● **Records for the task**:
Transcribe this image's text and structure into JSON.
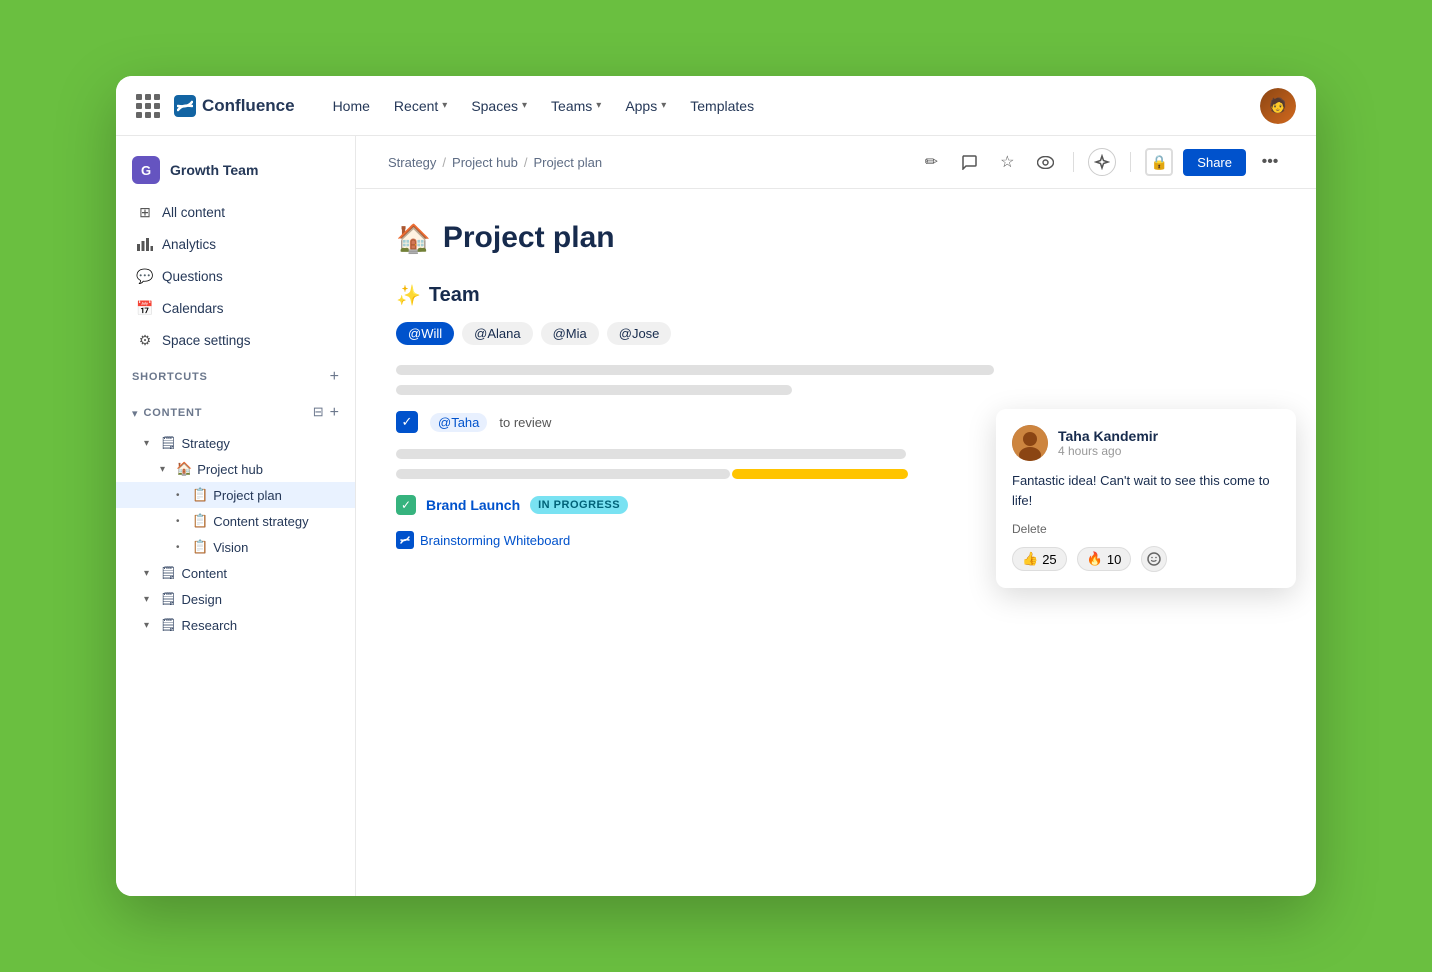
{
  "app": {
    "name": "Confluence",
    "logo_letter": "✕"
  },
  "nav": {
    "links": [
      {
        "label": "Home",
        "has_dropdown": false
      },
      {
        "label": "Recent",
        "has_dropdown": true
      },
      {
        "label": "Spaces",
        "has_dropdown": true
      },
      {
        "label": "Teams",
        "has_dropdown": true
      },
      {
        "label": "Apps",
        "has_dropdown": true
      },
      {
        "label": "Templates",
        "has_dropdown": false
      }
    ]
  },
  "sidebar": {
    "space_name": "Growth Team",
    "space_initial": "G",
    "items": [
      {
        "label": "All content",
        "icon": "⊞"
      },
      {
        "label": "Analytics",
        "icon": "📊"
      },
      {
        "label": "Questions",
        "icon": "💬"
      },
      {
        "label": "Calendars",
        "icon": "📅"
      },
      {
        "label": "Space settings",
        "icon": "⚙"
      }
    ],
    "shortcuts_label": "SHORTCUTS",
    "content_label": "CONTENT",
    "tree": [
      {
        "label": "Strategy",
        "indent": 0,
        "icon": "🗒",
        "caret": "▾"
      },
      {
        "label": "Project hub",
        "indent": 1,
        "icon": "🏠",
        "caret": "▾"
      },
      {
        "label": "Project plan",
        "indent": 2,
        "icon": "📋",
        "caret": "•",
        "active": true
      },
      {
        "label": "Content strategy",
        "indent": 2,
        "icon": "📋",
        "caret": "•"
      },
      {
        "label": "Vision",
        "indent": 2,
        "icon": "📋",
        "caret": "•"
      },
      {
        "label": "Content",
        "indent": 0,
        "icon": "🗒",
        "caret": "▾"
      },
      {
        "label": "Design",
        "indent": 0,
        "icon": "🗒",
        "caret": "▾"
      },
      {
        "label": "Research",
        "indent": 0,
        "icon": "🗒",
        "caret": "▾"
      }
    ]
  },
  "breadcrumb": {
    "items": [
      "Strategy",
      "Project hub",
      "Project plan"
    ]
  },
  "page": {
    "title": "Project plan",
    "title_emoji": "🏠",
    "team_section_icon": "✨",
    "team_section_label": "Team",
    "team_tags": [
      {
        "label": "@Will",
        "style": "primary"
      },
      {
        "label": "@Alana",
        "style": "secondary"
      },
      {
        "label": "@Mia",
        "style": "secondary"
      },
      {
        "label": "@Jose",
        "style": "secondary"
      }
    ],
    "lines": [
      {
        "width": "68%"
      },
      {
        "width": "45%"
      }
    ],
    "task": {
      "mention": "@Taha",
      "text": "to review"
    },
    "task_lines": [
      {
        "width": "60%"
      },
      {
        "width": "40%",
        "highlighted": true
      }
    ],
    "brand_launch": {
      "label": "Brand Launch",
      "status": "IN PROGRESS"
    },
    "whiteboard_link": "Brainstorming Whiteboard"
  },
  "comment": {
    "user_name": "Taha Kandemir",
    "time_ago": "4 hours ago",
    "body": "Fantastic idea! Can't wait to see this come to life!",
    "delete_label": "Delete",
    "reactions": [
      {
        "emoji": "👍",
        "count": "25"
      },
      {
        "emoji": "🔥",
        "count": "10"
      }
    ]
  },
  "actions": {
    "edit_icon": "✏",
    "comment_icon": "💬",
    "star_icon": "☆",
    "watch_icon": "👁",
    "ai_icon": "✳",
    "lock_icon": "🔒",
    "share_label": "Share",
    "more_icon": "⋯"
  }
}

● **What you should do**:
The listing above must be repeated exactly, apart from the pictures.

● **Answer to this task**:
Transcribe this image's text and structure into JSON.
{
  "app": {
    "name": "Confluence",
    "logo_letter": "✕"
  },
  "nav": {
    "links": [
      {
        "label": "Home",
        "has_dropdown": false
      },
      {
        "label": "Recent",
        "has_dropdown": true
      },
      {
        "label": "Spaces",
        "has_dropdown": true
      },
      {
        "label": "Teams",
        "has_dropdown": true
      },
      {
        "label": "Apps",
        "has_dropdown": true
      },
      {
        "label": "Templates",
        "has_dropdown": false
      }
    ]
  },
  "sidebar": {
    "space_name": "Growth Team",
    "space_initial": "G",
    "items": [
      {
        "label": "All content",
        "icon": "⊞"
      },
      {
        "label": "Analytics",
        "icon": "📊"
      },
      {
        "label": "Questions",
        "icon": "💬"
      },
      {
        "label": "Calendars",
        "icon": "📅"
      },
      {
        "label": "Space settings",
        "icon": "⚙"
      }
    ],
    "shortcuts_label": "SHORTCUTS",
    "content_label": "CONTENT",
    "tree": [
      {
        "label": "Strategy",
        "indent": 0,
        "icon": "🗒",
        "caret": "▾"
      },
      {
        "label": "Project hub",
        "indent": 1,
        "icon": "🏠",
        "caret": "▾"
      },
      {
        "label": "Project plan",
        "indent": 2,
        "icon": "📋",
        "caret": "•",
        "active": true
      },
      {
        "label": "Content strategy",
        "indent": 2,
        "icon": "📋",
        "caret": "•"
      },
      {
        "label": "Vision",
        "indent": 2,
        "icon": "📋",
        "caret": "•"
      },
      {
        "label": "Content",
        "indent": 0,
        "icon": "🗒",
        "caret": "▾"
      },
      {
        "label": "Design",
        "indent": 0,
        "icon": "🗒",
        "caret": "▾"
      },
      {
        "label": "Research",
        "indent": 0,
        "icon": "🗒",
        "caret": "▾"
      }
    ]
  },
  "breadcrumb": {
    "items": [
      "Strategy",
      "Project hub",
      "Project plan"
    ]
  },
  "page": {
    "title": "Project plan",
    "title_emoji": "🏠",
    "team_section_icon": "✨",
    "team_section_label": "Team",
    "team_tags": [
      {
        "label": "@Will",
        "style": "primary"
      },
      {
        "label": "@Alana",
        "style": "secondary"
      },
      {
        "label": "@Mia",
        "style": "secondary"
      },
      {
        "label": "@Jose",
        "style": "secondary"
      }
    ],
    "lines": [
      {
        "width": "68%"
      },
      {
        "width": "45%"
      }
    ],
    "task": {
      "mention": "@Taha",
      "text": "to review"
    },
    "task_lines": [
      {
        "width": "60%"
      },
      {
        "width": "40%",
        "highlighted": true
      }
    ],
    "brand_launch": {
      "label": "Brand Launch",
      "status": "IN PROGRESS"
    },
    "whiteboard_link": "Brainstorming Whiteboard"
  },
  "comment": {
    "user_name": "Taha Kandemir",
    "time_ago": "4 hours ago",
    "body": "Fantastic idea! Can't wait to see this come to life!",
    "delete_label": "Delete",
    "reactions": [
      {
        "emoji": "👍",
        "count": "25"
      },
      {
        "emoji": "🔥",
        "count": "10"
      }
    ]
  },
  "actions": {
    "edit_icon": "✏",
    "comment_icon": "💬",
    "star_icon": "☆",
    "watch_icon": "👁",
    "ai_icon": "✳",
    "lock_icon": "🔒",
    "share_label": "Share",
    "more_icon": "⋯"
  }
}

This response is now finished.